** Dataset extract follows **
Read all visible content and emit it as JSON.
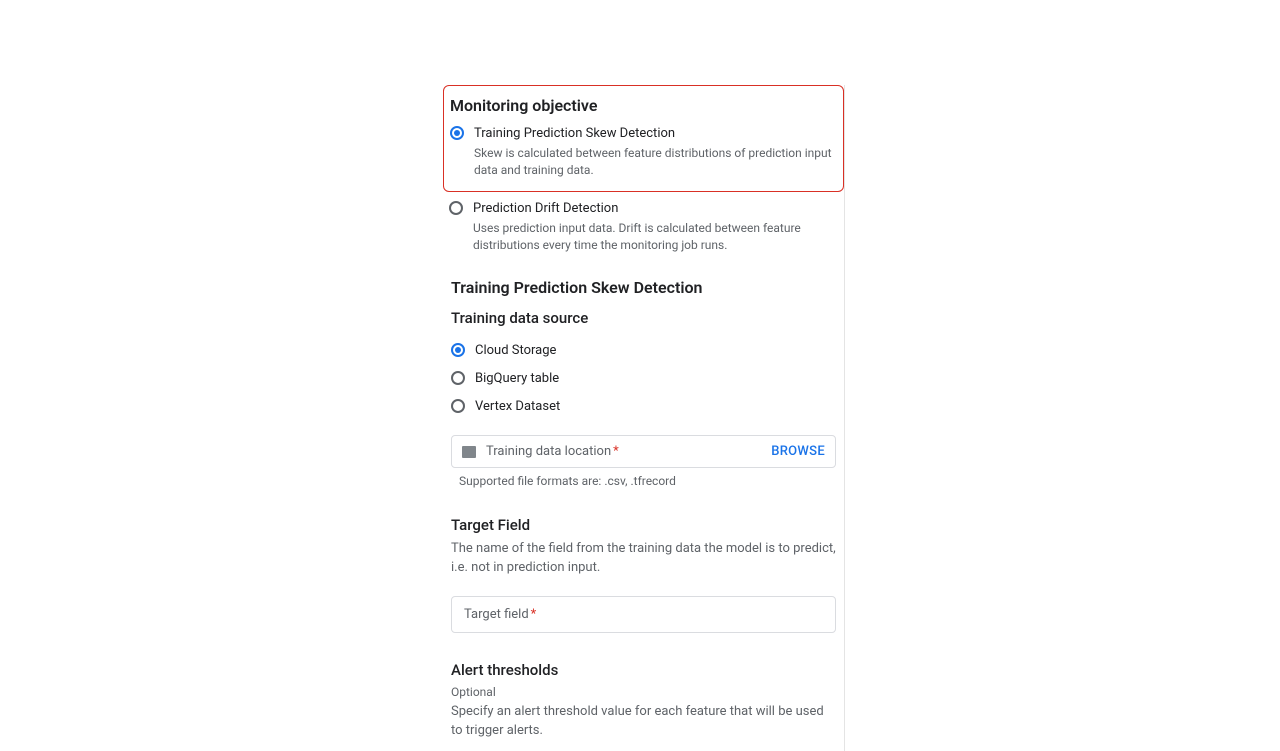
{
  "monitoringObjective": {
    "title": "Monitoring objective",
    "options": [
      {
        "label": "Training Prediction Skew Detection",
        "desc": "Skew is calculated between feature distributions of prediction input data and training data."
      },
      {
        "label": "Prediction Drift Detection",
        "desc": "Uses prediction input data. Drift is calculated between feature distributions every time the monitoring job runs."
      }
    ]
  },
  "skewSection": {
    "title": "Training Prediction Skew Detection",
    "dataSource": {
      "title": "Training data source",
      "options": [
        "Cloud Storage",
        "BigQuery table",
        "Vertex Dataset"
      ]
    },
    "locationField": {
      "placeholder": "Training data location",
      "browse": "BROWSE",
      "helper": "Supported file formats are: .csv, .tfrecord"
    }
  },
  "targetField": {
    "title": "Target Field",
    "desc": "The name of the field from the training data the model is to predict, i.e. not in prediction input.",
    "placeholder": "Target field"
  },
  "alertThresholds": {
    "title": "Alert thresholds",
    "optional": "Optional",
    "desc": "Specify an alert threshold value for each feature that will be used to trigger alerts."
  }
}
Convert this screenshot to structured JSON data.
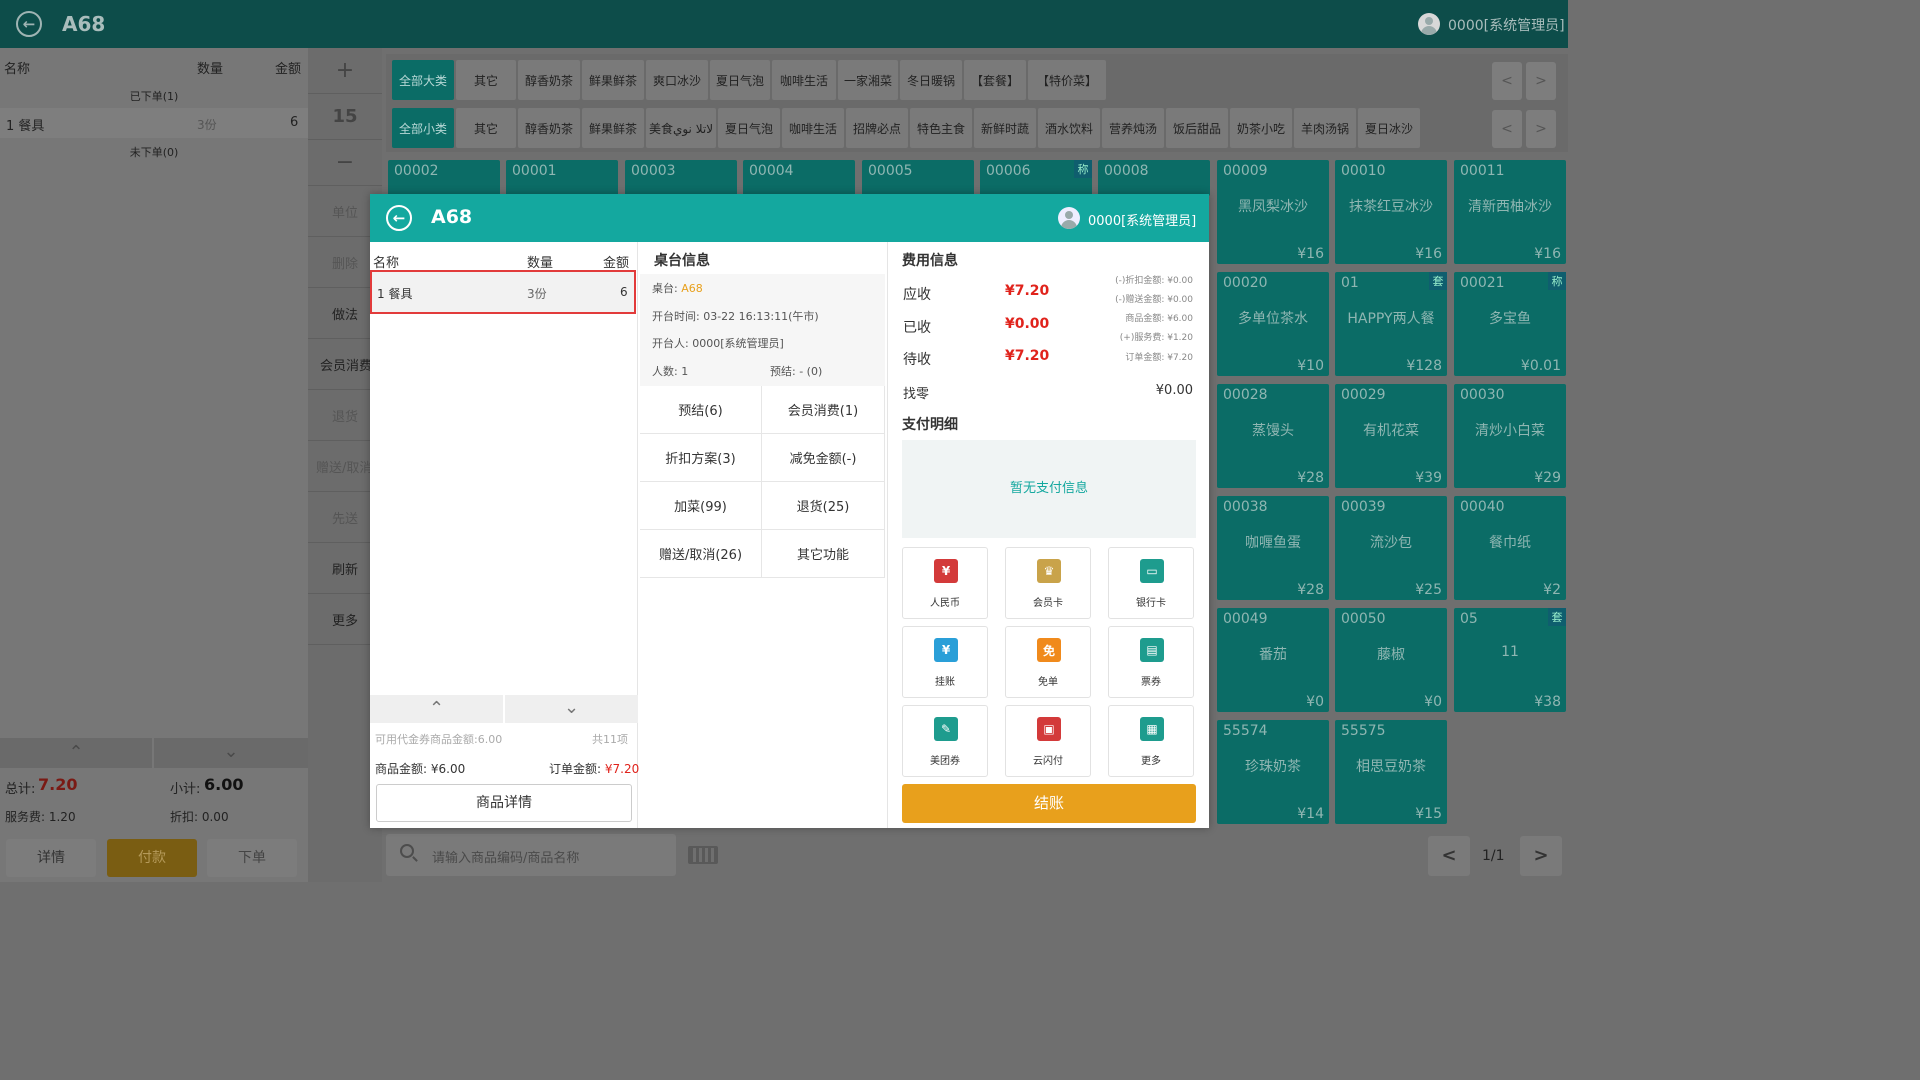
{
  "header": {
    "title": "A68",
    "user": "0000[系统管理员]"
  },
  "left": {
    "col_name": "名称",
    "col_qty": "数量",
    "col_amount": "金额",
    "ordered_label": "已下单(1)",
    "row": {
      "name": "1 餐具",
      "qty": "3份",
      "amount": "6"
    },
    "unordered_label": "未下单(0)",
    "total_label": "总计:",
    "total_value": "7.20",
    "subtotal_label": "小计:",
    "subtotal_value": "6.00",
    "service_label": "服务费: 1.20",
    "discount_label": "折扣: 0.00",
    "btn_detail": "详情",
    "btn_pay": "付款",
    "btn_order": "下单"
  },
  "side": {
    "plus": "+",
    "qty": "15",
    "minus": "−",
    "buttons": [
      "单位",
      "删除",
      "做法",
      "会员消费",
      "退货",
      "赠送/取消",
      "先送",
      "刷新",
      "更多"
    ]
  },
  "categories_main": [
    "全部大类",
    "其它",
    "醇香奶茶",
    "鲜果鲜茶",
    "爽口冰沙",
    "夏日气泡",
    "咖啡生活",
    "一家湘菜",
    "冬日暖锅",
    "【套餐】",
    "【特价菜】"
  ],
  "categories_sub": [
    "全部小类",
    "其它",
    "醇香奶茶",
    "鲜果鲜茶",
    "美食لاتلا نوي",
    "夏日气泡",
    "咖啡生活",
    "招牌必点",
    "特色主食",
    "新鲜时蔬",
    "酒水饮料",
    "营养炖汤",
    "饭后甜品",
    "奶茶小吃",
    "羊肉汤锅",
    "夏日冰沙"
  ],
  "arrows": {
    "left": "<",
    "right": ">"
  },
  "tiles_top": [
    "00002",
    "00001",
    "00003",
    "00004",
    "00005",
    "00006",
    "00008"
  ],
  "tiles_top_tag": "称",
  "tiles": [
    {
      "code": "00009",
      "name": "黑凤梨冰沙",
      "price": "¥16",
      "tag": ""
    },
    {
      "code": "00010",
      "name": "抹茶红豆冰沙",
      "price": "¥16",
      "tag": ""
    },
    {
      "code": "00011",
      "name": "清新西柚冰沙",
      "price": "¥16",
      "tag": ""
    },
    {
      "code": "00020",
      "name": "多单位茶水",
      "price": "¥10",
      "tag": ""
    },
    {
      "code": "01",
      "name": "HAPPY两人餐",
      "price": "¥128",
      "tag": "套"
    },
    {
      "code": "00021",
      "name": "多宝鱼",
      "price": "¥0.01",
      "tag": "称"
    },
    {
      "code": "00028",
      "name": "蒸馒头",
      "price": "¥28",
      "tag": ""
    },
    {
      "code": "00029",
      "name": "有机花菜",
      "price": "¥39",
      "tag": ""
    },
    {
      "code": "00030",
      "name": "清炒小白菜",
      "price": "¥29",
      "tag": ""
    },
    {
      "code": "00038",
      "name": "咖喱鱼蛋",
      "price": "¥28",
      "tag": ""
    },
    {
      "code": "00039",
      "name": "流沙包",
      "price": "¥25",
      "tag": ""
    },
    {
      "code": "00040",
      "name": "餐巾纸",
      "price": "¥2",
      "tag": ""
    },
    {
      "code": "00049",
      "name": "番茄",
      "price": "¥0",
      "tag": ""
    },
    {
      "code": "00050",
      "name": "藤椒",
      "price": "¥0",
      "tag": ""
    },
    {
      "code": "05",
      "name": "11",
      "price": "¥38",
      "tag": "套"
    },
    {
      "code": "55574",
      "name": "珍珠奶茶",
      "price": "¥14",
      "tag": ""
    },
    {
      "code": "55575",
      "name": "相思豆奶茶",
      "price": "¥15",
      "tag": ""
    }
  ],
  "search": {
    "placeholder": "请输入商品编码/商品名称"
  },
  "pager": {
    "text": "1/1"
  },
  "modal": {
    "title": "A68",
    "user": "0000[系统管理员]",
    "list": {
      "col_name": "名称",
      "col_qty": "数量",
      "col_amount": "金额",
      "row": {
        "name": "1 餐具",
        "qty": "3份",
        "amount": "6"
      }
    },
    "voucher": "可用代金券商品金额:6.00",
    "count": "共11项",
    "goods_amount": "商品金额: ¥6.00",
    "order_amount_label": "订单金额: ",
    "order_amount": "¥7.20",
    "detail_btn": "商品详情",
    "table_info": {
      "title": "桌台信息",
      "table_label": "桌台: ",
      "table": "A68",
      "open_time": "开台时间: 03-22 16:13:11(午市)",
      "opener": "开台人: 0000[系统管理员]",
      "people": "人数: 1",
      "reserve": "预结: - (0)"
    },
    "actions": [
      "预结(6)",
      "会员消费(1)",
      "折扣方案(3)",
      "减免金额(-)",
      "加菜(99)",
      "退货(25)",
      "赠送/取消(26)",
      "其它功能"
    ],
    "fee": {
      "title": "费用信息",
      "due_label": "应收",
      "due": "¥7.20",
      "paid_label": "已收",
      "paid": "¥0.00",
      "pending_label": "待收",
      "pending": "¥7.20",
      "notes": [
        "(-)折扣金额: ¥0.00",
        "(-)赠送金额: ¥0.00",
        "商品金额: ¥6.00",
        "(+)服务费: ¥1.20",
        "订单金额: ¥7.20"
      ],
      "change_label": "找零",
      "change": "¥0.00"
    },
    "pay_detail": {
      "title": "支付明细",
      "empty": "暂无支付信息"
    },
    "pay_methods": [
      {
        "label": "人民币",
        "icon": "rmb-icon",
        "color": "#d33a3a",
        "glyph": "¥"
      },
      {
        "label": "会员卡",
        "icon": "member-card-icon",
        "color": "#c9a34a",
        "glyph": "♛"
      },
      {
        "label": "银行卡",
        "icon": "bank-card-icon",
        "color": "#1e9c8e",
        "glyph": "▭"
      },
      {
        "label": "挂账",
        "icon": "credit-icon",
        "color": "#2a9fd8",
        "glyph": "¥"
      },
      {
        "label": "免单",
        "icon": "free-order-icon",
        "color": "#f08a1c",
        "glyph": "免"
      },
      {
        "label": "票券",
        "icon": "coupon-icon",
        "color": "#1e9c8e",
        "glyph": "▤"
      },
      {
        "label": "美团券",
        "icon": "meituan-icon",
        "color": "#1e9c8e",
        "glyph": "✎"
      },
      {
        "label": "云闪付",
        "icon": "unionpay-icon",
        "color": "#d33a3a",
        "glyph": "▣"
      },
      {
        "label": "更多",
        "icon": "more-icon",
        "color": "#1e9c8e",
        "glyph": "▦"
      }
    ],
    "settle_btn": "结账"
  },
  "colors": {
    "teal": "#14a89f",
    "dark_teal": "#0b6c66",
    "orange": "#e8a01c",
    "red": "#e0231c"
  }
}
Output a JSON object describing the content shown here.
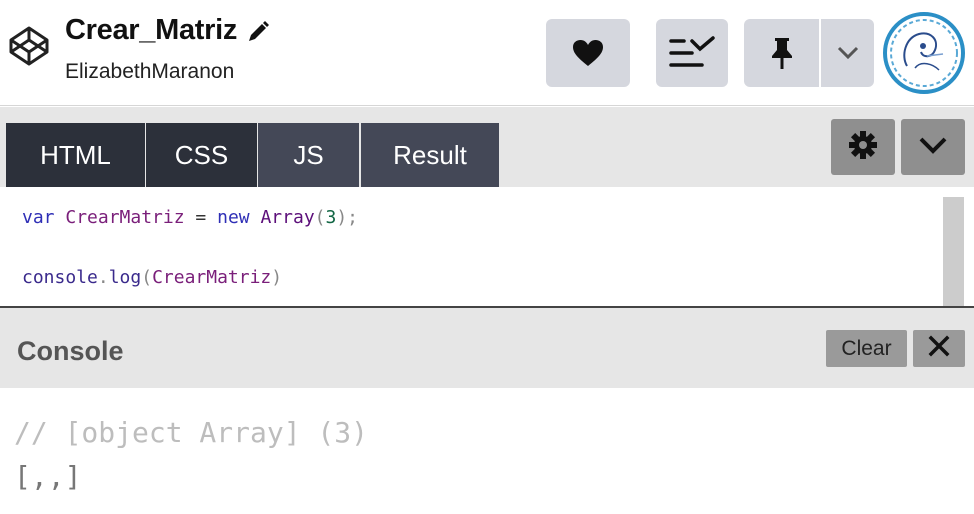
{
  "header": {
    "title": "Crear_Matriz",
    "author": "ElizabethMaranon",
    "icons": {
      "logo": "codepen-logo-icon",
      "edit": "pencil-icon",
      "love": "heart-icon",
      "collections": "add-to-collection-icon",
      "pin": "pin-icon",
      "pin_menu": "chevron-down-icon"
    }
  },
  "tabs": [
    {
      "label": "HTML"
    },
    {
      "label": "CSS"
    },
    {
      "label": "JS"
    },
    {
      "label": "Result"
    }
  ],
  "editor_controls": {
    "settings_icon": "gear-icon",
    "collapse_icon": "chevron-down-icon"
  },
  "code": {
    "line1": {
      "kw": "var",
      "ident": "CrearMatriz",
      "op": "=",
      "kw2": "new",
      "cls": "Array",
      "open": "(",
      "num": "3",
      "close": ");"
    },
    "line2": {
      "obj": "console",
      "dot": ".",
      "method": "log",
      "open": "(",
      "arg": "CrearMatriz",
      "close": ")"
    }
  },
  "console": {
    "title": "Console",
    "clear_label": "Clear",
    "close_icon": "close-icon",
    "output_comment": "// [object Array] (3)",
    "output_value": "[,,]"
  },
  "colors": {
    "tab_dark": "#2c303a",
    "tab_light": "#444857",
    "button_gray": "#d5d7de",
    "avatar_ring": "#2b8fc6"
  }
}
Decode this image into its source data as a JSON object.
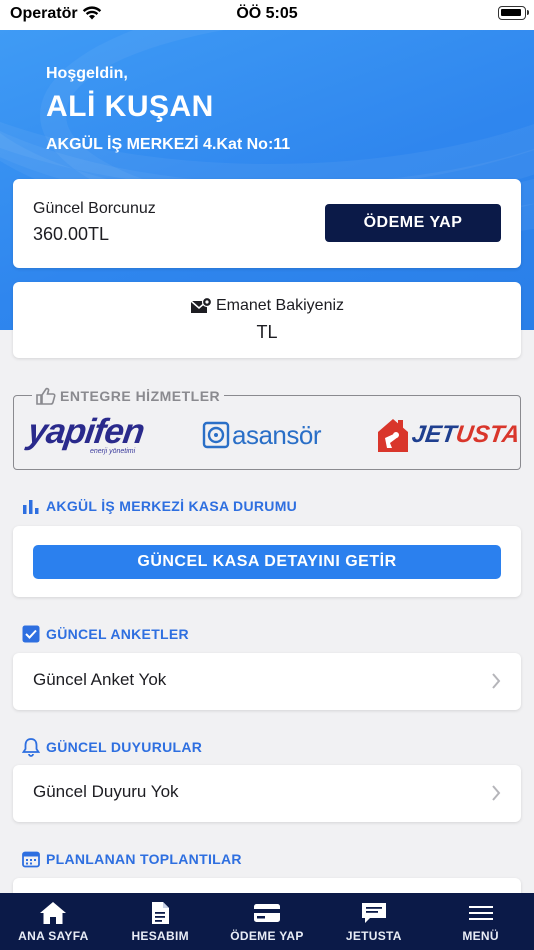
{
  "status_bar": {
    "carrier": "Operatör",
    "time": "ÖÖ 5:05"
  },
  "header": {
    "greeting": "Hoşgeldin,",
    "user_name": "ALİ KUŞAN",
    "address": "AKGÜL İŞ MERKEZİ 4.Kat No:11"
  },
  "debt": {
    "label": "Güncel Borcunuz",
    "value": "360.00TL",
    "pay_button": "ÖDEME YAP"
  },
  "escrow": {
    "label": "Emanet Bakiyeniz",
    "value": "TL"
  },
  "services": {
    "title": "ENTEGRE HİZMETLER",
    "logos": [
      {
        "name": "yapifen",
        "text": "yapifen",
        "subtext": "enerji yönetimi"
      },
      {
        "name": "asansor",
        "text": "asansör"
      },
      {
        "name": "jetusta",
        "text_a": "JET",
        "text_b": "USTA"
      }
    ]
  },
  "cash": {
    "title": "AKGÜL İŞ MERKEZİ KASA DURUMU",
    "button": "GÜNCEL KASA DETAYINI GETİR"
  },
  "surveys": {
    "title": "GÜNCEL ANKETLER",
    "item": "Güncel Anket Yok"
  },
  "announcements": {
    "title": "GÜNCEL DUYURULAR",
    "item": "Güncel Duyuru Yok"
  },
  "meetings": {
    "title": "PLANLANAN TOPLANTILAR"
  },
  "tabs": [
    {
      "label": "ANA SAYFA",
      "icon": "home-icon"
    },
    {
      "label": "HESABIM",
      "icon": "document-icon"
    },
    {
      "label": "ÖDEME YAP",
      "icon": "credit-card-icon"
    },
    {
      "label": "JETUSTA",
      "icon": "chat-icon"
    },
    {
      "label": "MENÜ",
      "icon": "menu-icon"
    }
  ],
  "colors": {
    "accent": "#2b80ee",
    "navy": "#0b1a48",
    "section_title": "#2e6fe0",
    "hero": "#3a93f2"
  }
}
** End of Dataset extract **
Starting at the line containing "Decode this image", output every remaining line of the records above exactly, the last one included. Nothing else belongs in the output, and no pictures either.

Decode this image into its source data as a JSON object.
{
  "status_bar": {
    "carrier": "Operatör",
    "time": "ÖÖ 5:05"
  },
  "header": {
    "greeting": "Hoşgeldin,",
    "user_name": "ALİ KUŞAN",
    "address": "AKGÜL İŞ MERKEZİ 4.Kat No:11"
  },
  "debt": {
    "label": "Güncel Borcunuz",
    "value": "360.00TL",
    "pay_button": "ÖDEME YAP"
  },
  "escrow": {
    "label": "Emanet Bakiyeniz",
    "value": "TL"
  },
  "services": {
    "title": "ENTEGRE HİZMETLER",
    "logos": [
      {
        "name": "yapifen",
        "text": "yapifen",
        "subtext": "enerji yönetimi"
      },
      {
        "name": "asansor",
        "text": "asansör"
      },
      {
        "name": "jetusta",
        "text_a": "JET",
        "text_b": "USTA"
      }
    ]
  },
  "cash": {
    "title": "AKGÜL İŞ MERKEZİ KASA DURUMU",
    "button": "GÜNCEL KASA DETAYINI GETİR"
  },
  "surveys": {
    "title": "GÜNCEL ANKETLER",
    "item": "Güncel Anket Yok"
  },
  "announcements": {
    "title": "GÜNCEL DUYURULAR",
    "item": "Güncel Duyuru Yok"
  },
  "meetings": {
    "title": "PLANLANAN TOPLANTILAR"
  },
  "tabs": [
    {
      "label": "ANA SAYFA",
      "icon": "home-icon"
    },
    {
      "label": "HESABIM",
      "icon": "document-icon"
    },
    {
      "label": "ÖDEME YAP",
      "icon": "credit-card-icon"
    },
    {
      "label": "JETUSTA",
      "icon": "chat-icon"
    },
    {
      "label": "MENÜ",
      "icon": "menu-icon"
    }
  ],
  "colors": {
    "accent": "#2b80ee",
    "navy": "#0b1a48",
    "section_title": "#2e6fe0",
    "hero": "#3a93f2"
  }
}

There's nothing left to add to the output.